Hawley fears that McConnell’s issues have become a distraction—and could continue to be as the 2024 election cycle ramps up. “That’s an important election cycle for Republicans in this body,” he said. “I just hope that we are 100% focused on that.”
Late Tuesday evening, the Kentucky senator sought to quash the chatter. In his first public remarks since the second freeze, he briefly addressed the incident on the Senate floor. Running through an inventory of events he participated in during the recess, McConnell expressed chagrin: “One particular moment of my time back home has received its fair share of attention in the press over the past week, but I assure you August was a busy and productive month for me and my staff back in the commonwealth.”
Within hours, McConnell’s team released the letter from Monahan, the Senate physician. Monahan wrote, “There is no evidence that you have a seizure disorder or that you experienced a stroke, TIA or movement disorder such as Parkinson’s disease.” He noted that there are “no changes recommended in treatment protocols” for McConnell following his fall in March, during which he suffered a concussion. On Wednesday, McConnell took the floor once again, but avoided his health entirely, instead largely focusing on taking shots at the Biden administration’s foreign policy and urging for continued support for Ukraine in its war with Russia. “This is not the time to ease up,” he said. “It’s not the time for America to step back.”

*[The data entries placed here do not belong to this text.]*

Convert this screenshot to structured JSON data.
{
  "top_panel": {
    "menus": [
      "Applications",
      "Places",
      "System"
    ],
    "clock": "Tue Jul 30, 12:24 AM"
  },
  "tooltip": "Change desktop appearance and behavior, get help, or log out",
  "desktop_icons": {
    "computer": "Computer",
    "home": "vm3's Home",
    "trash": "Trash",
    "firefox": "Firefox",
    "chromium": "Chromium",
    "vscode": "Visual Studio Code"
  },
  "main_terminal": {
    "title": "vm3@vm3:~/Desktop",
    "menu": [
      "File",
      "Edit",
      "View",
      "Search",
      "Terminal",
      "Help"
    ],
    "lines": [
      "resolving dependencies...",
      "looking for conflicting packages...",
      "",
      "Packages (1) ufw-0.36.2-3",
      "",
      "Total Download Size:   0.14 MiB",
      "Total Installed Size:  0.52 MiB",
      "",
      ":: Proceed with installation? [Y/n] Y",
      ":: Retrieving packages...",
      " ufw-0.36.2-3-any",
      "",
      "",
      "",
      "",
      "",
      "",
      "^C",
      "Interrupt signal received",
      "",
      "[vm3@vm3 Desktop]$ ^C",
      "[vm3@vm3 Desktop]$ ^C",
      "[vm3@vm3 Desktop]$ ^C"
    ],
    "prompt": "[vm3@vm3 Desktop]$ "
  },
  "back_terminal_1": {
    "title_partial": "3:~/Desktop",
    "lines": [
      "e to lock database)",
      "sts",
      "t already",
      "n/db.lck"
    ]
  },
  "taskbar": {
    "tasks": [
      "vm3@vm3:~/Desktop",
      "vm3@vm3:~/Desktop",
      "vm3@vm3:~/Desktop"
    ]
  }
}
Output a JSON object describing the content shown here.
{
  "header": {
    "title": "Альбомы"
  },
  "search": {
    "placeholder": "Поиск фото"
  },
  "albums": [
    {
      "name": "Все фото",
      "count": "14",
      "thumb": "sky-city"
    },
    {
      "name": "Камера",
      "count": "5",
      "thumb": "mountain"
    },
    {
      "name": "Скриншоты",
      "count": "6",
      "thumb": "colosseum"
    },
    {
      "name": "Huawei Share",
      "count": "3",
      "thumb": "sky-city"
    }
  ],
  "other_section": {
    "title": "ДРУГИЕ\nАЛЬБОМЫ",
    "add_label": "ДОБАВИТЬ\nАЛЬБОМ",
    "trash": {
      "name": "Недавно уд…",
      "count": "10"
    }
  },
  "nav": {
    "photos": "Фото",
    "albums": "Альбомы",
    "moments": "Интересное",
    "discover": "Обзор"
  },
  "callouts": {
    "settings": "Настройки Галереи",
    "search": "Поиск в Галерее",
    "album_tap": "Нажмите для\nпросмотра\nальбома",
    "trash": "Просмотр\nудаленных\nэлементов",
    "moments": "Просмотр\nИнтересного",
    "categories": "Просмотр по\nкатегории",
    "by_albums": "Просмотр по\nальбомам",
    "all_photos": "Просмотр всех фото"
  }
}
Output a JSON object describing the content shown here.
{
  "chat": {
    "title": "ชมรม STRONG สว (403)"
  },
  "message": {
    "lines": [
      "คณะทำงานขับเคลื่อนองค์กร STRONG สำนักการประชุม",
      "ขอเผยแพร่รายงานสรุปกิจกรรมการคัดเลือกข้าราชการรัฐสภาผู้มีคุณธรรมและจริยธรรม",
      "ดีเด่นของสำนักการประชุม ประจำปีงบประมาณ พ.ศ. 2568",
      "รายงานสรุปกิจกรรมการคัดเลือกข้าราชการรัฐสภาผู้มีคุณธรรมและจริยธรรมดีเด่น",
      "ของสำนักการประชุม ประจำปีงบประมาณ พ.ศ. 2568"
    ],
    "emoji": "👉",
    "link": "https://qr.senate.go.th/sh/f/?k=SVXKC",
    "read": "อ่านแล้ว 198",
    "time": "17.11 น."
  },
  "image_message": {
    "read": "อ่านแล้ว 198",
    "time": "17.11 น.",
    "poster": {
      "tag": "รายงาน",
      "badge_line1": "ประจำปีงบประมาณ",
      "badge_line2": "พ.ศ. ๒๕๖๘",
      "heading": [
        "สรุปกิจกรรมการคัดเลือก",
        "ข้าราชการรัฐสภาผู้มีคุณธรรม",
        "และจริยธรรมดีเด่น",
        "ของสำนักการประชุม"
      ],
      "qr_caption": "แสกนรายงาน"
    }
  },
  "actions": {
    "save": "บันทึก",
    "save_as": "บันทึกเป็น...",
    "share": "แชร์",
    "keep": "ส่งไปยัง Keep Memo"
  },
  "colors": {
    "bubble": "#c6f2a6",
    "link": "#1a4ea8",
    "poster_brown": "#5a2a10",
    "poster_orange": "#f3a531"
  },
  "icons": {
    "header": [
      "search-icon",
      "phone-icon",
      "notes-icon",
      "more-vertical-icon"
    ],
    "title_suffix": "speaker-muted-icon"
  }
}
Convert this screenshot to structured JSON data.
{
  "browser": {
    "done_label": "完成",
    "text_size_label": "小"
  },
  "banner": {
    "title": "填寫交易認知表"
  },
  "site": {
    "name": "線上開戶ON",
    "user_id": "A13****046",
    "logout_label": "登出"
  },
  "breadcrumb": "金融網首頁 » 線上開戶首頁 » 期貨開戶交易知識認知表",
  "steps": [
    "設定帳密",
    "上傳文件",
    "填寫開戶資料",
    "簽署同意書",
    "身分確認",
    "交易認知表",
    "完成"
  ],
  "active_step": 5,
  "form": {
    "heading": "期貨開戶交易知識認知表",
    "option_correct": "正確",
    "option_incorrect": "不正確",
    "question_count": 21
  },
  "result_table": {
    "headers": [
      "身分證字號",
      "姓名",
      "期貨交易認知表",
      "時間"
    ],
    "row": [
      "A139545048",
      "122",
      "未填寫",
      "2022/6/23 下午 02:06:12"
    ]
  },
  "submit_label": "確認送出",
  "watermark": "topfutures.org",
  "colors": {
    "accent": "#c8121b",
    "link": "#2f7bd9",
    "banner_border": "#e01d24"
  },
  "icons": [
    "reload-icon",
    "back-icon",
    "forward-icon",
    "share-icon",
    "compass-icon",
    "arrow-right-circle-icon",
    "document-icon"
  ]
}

But as McConnell and his allies maintain there is nothing to see here, massive legislative battles loom.
In the final days before lawmakers departed the Beltway for the August recess, tensions had reached a fever pitch among lawmakers when House Speaker Kevin McCarthy called it quits early as a number of key spending bills stalled out amid growing fissures within his caucus. Faced with the looming September 30 deadline to fund the government, it was a troubling portent. As House Democrat Suzan DelBene told Vanity Fair at the time, Congress was, “On a fast track to a shutdown.” Speaking on the Senate floor Wednesday, Senate majority leader Chuck Schumer made a plea for both sides of the aisle to work together to fund the government. “If both sides work in good faith, embrace bipartisanship … then there will be no shutdown.” But that is hard to imagine.